Web page and app entries:
- - - - - - -

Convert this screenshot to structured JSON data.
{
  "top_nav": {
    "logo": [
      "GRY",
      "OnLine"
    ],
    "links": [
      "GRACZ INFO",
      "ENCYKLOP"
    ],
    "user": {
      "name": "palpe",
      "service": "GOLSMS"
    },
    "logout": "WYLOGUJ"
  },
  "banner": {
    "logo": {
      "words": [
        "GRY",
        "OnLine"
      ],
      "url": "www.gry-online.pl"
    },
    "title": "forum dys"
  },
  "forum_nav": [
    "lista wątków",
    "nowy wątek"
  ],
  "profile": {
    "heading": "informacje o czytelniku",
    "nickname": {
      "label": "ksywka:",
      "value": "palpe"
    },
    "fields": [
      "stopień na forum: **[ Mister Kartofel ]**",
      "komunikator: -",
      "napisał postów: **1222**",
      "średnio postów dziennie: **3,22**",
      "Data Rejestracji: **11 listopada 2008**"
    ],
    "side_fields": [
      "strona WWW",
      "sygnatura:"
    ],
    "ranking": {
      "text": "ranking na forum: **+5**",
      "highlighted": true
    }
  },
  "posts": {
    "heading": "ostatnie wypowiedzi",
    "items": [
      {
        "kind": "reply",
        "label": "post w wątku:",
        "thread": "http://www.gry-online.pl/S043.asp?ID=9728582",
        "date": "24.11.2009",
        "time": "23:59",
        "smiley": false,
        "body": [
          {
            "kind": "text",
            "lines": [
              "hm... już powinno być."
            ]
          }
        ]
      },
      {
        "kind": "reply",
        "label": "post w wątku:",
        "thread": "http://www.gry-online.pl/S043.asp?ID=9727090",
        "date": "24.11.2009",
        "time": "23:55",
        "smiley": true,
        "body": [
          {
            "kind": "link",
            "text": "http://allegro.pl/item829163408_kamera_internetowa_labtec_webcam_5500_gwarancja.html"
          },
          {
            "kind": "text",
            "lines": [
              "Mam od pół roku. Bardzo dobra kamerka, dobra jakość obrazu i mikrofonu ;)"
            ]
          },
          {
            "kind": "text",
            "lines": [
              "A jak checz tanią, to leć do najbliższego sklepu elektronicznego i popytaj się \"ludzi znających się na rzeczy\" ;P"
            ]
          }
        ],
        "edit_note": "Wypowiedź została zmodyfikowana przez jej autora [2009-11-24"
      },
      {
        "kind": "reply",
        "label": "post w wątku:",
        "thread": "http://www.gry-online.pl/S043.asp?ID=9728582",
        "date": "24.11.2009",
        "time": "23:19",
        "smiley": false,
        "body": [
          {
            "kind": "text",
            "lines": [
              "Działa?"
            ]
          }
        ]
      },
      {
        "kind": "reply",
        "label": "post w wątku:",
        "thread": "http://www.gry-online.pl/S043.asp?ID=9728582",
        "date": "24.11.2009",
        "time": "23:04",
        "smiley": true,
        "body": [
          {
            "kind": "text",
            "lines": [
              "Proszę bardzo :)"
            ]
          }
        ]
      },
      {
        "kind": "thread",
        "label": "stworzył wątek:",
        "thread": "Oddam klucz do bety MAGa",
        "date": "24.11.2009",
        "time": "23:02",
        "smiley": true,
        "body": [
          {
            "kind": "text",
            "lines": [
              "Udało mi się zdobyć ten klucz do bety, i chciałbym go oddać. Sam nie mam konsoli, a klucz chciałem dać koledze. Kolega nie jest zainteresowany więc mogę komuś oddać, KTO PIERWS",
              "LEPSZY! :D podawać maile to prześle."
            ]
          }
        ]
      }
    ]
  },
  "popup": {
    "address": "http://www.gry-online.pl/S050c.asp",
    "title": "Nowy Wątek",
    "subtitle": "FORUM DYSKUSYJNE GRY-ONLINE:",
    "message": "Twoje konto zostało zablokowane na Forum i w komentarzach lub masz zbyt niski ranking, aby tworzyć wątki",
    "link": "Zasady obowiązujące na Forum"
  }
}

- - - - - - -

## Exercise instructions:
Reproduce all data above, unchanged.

## Result of this exercise:
Convert this screenshot to structured JSON data.
{
  "top_nav": {
    "logo": [
      "GRY",
      "OnLine"
    ],
    "links": [
      "GRACZ INFO",
      "ENCYKLOP"
    ],
    "user": {
      "name": "palpe",
      "service": "GOLSMS"
    },
    "logout": "WYLOGUJ"
  },
  "banner": {
    "logo": {
      "words": [
        "GRY",
        "OnLine"
      ],
      "url": "www.gry-online.pl"
    },
    "title": "forum dys"
  },
  "forum_nav": [
    "lista wątków",
    "nowy wątek"
  ],
  "profile": {
    "heading": "informacje o czytelniku",
    "nickname": {
      "label": "ksywka:",
      "value": "palpe"
    },
    "fields": [
      "stopień na forum: **[ Mister Kartofel ]**",
      "komunikator: -",
      "napisał postów: **1222**",
      "średnio postów dziennie: **3,22**",
      "Data Rejestracji: **11 listopada 2008**"
    ],
    "side_fields": [
      "strona WWW",
      "sygnatura:"
    ],
    "ranking": {
      "text": "ranking na forum: **+5**",
      "highlighted": true
    }
  },
  "posts": {
    "heading": "ostatnie wypowiedzi",
    "items": [
      {
        "kind": "reply",
        "label": "post w wątku:",
        "thread": "http://www.gry-online.pl/S043.asp?ID=9728582",
        "date": "24.11.2009",
        "time": "23:59",
        "smiley": false,
        "body": [
          {
            "kind": "text",
            "lines": [
              "hm... już powinno być."
            ]
          }
        ]
      },
      {
        "kind": "reply",
        "label": "post w wątku:",
        "thread": "http://www.gry-online.pl/S043.asp?ID=9727090",
        "date": "24.11.2009",
        "time": "23:55",
        "smiley": true,
        "body": [
          {
            "kind": "link",
            "text": "http://allegro.pl/item829163408_kamera_internetowa_labtec_webcam_5500_gwarancja.html"
          },
          {
            "kind": "text",
            "lines": [
              "Mam od pół roku. Bardzo dobra kamerka, dobra jakość obrazu i mikrofonu ;)"
            ]
          },
          {
            "kind": "text",
            "lines": [
              "A jak checz tanią, to leć do najbliższego sklepu elektronicznego i popytaj się \"ludzi znających się na rzeczy\" ;P"
            ]
          }
        ],
        "edit_note": "Wypowiedź została zmodyfikowana przez jej autora [2009-11-24"
      },
      {
        "kind": "reply",
        "label": "post w wątku:",
        "thread": "http://www.gry-online.pl/S043.asp?ID=9728582",
        "date": "24.11.2009",
        "time": "23:19",
        "smiley": false,
        "body": [
          {
            "kind": "text",
            "lines": [
              "Działa?"
            ]
          }
        ]
      },
      {
        "kind": "reply",
        "label": "post w wątku:",
        "thread": "http://www.gry-online.pl/S043.asp?ID=9728582",
        "date": "24.11.2009",
        "time": "23:04",
        "smiley": true,
        "body": [
          {
            "kind": "text",
            "lines": [
              "Proszę bardzo :)"
            ]
          }
        ]
      },
      {
        "kind": "thread",
        "label": "stworzył wątek:",
        "thread": "Oddam klucz do bety MAGa",
        "date": "24.11.2009",
        "time": "23:02",
        "smiley": true,
        "body": [
          {
            "kind": "text",
            "lines": [
              "Udało mi się zdobyć ten klucz do bety, i chciałbym go oddać. Sam nie mam konsoli, a klucz chciałem dać koledze. Kolega nie jest zainteresowany więc mogę komuś oddać, KTO PIERWS",
              "LEPSZY! :D podawać maile to prześle."
            ]
          }
        ]
      }
    ]
  },
  "popup": {
    "address": "http://www.gry-online.pl/S050c.asp",
    "title": "Nowy Wątek",
    "subtitle": "FORUM DYSKUSYJNE GRY-ONLINE:",
    "message": "Twoje konto zostało zablokowane na Forum i w komentarzach lub masz zbyt niski ranking, aby tworzyć wątki",
    "link": "Zasady obowiązujące na Forum"
  }
}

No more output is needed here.